The Eastern Angles Christmas show has over the past 25 years become as much a Christmas tradition as the panto, mincepies and crackers.

It’s always an opportunity for this talented little company to let it’s hair down and indulge in some comedy. This year’s offering comes from collaborative pens of Julian Harries and Pat Whymark and is a murder mystery in the Miss Marple mould. However there’s a comedic twist, if Agetha Christie had done comedy she would have done it just like this!

There’s a wild beast on the loose in the woods around the village, the hotly contested annual horticultural show is looming but the impossibly posh Fitzall family have more pressing things on their minds.

The family seem to be getting through butlers at an alarming rate with another bumped off everytime they turn their backs. There’s in fighting and rivalry within the family and plenty of places to point the finger of suspicion, but just ‘who did it’?

Call Miss Murgatroyd who surely will unravel it all?

The cast of five are superb and multi-talented taking on twenty characters between them and not once getting confused, even when it includes lightning on-stage costume and character changes that are worth the ticket money alone.

Julian Harries in addition to being co-writer takes on a variety of roles, mostly notably the slightly mad-scientist like Clive Fitzall as well as a confused police inspector, Harries is a terrific comedy actor.

A newcomer to the Angles stage is Emma Finlay who plays Violet Fitzall as well as Mad Meg, hopefully she will be returning to the company for future productions.

Dial M for Murgatroyd is set in the 1940s and also features many of the characters typically seen in movies of the period, a gung-hoo daughter Georgina Fitzall (played by Deborah Hewitt) who would rather shoot and bag a tiger than a husband, much to her mother’s disappointment.
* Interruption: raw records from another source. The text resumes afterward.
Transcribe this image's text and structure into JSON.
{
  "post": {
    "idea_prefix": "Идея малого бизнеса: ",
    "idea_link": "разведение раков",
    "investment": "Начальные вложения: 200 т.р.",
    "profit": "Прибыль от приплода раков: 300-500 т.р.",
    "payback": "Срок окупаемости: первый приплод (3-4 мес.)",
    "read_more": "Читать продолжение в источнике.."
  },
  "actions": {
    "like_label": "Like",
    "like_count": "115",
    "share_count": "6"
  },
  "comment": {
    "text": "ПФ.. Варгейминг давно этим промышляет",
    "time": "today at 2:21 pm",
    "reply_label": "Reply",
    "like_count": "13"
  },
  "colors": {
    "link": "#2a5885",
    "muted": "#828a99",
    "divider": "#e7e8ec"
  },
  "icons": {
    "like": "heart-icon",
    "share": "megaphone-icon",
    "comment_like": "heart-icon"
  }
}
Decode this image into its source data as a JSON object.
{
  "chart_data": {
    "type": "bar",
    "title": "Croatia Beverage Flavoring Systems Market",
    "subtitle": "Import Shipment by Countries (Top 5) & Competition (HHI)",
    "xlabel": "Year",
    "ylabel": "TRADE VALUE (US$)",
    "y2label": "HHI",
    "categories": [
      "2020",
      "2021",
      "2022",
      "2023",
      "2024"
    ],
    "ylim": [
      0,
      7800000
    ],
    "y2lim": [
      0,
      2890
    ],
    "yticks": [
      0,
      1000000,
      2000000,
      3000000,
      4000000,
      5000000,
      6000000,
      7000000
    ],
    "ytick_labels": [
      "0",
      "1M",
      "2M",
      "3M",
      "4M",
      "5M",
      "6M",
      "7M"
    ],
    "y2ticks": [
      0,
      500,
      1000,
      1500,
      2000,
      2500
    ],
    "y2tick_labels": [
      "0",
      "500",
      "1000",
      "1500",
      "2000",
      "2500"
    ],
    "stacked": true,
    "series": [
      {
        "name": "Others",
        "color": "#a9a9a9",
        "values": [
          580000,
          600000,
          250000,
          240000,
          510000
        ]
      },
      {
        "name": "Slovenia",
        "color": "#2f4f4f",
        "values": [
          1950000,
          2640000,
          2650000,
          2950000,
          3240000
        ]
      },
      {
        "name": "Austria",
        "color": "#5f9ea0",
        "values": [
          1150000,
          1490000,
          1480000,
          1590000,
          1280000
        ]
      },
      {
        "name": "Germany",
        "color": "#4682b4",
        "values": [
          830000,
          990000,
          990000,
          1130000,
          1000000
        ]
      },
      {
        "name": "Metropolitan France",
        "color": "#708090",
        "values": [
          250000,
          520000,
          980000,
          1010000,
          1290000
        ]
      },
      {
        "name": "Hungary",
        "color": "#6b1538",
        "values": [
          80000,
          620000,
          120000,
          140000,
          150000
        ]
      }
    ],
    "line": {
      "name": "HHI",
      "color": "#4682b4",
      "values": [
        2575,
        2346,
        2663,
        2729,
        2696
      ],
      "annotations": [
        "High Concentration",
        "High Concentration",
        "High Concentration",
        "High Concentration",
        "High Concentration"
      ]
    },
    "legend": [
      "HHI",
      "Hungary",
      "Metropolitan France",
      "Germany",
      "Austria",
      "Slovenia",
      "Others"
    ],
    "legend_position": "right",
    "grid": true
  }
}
Georgina’s brother Fenton (Samuel Martin) has always been a disappointment to his father and resents his father’s attempts to make him man up.

Patrick Marlowe manages to take on the roles of seven of the cast but most notably Miss Murgatroyd as well as Sir Gerald Bartrum, it is Murgatroyd’s interrogation of Bartrum that provides for one of the most memorable performances in the play which is simply outstanding.

Add in a few more dead bodies, twists and turns aplenty, and some of Pat Whymark’s witty songs and you have what has to be one of the best pieces of original drama that I have seen this year.

– Mark Keable, Ipswich24 magazine –

• Playing at The Sir John Mills Theatre until 12th January, 2013 and then at Woodbridge’s Seckford Theatre 15-26th January, 2013 and finally 29-31st January at the Key Theatre, Peterborough.

Box office 01473 211498 or website

All pics Mike Kwasniak